Leslie Nielsen Was Extremely Close To Having A Role In Ben-Hur

Screen tests offer a glimpse into what could have been. Once we've become accustomed to seeing the film's original actor in the role, it can be difficult to even imagine someone else filling their shoes. At the very least, screen tests show us how other actors approached the material versus what we ended up getting in the finished film. What would "Star Wars" have looked like if Kurt Russell had gotten the part of Han Solo instead of Harrison Ford? Or if Robert DeNiro had been chosen as Sonny Corleone in "The Godfather" rather than James Caan? What would it have been like if Messala in William Wyler's "Ben-Hur" was played not by Stephen Boyd, but Leslie Nielsen? Because that's what almost happened. 

When we talk about Nielsen, it's often about his iconic roles in spoofs like "Airplane!" and "The Naked Gun" franchise. The fact that Nielsen is a solid dramatic actor in films like "Forbidden Planet" and "The Poseidon Adventure" can sometimes get lost in conversation. He also did a plethora of guest-starring roles in television throughout the first few decades of his career until that very silly parody of airliner disaster movies like "Zero Hour!" and "Airport" changed the trajectory of his career.

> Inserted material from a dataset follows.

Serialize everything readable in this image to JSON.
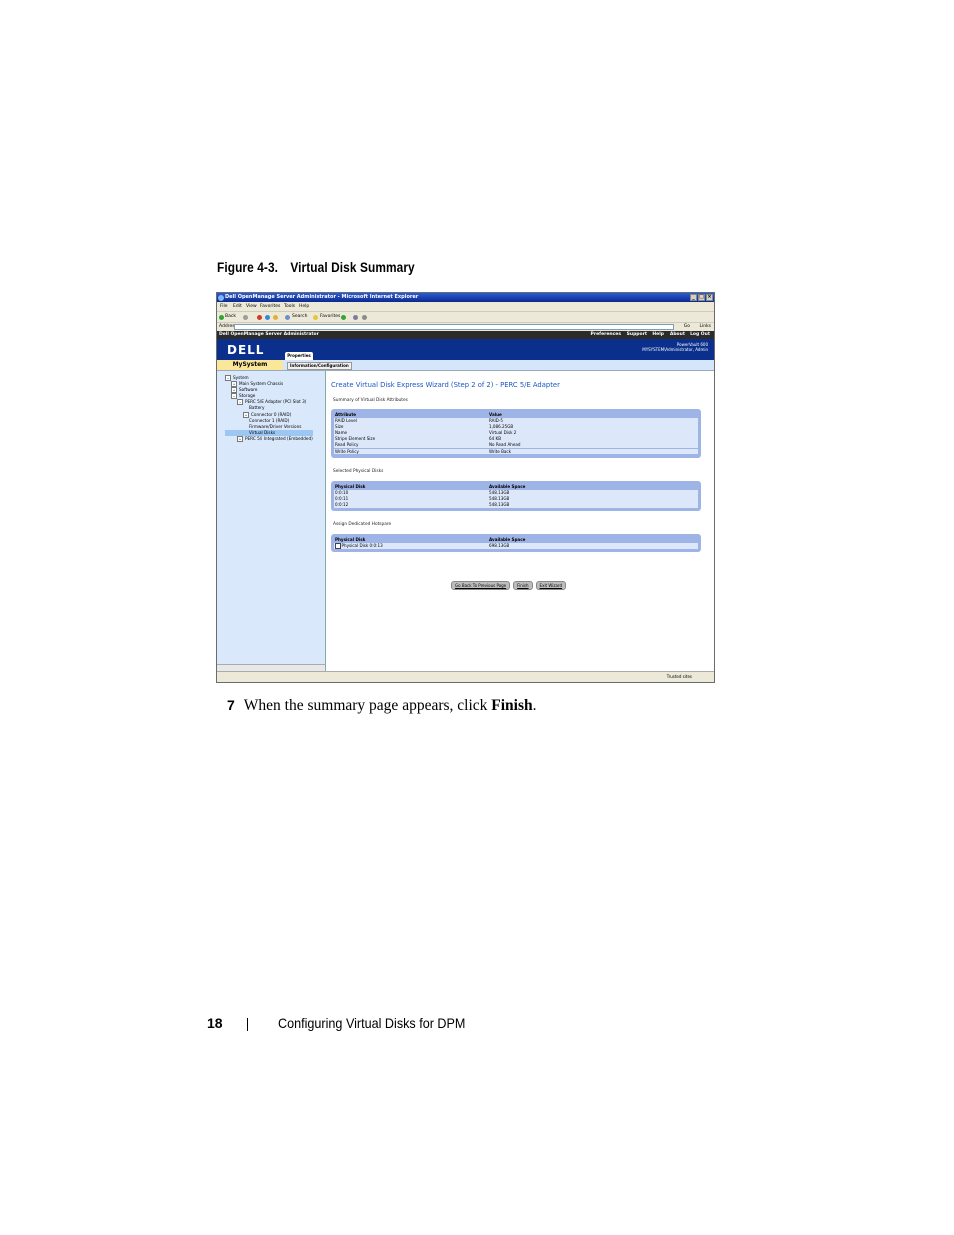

Nielsen was stuck making spoof movies because he'd become so synonymous with his unique brand of comic timing, which is to say that he didn't have to do much. That's what made him a brilliant comedic performer. He never had to try to be funny. All Nielsen had to do was be so deadly confident in his delivery, no matter what he's been given to say, and his character's incompetence to recognize the absurdity of it would do the rest. When you look at Nielsen's "Ben-Hur" screen test, there's a serious actor waiting to get out, but he just didn't seem like a good fit for the role.

I am serious, but don't call me Messala

When "Ben-Hur" swept the 32nd Academy Awards with 12 nominations and 11 wins, one of those golden statues went to Stephen Boyd for Best Supporting Actor. It feels appropriate that both Boyd and Charlton Heston each won an Oscar given that their performances are symbiotic in nature. If either one of them were acting opposite someone who couldn't match their energy, the doomed friendship at the center of "Ben-Hur" wouldn't have been nearly as powerful. Perhaps that's what makes it so difficult to see Nielsen opposite Heston in this film.

There are two screen tests (previously highlighted by the now-defunct Roger Ebert's Journal) of Nielsen as Messala (watch above), one where he's acting opposite Cesare Danova and the other, Yale Wexler. Neither play off of Nielsen very well either. It also doesn't help that we can't see much of Nielsen's performance besides an over-the-shoulder shot that gives the actors playing Judah Ben-Hur all of the attention. The emotional struggle at the heart of this scene is pretty much removed. It's only a screen test, but a dear kinship between the pair is sorely missing. Nielsen plays Messala like a friend you haven't seen since high school trying to sell you on a pyramid scheme. He only really cares about what you can bring to the table, and if you can't be a part of it, his pushy behavior makes you wonder if you were even friends to begin with. There's hardly any love in his voice. When you look at how Boyd interacts with Heston, however, the pair's vulnerability demonstrates how perfect their casting was.

A reunion between friends is sullied by the nature of unspoken tension. When Judah and Messala reunite, they're flooded with nostalgic emotions of the past. The tearful happiness in their eyes, But that's the funny thing about nostalgia; once the serotonin rush of revisiting something — or in this case someone — important from your past wears off, what you have left is the present. They're in tears, but at the same time, both know firmly which side they stand on. When Messala talks of Judah joining the Roman occupation of Jerusalem, Heston's performance shows a conflicted man who recognizes the ideological shift that has been made since they were children, but he still so desperately wants to cling onto that more innocent period of time. Boyd, meanwhile, shows a man that believes that his childhood friend will join his legion once he's made the right amount of concessions to make Judah happy. Neither bites on the other's fishing pole, and a tragic rivalry is born.

"Ben-Hur" is currently streaming on HBO Max.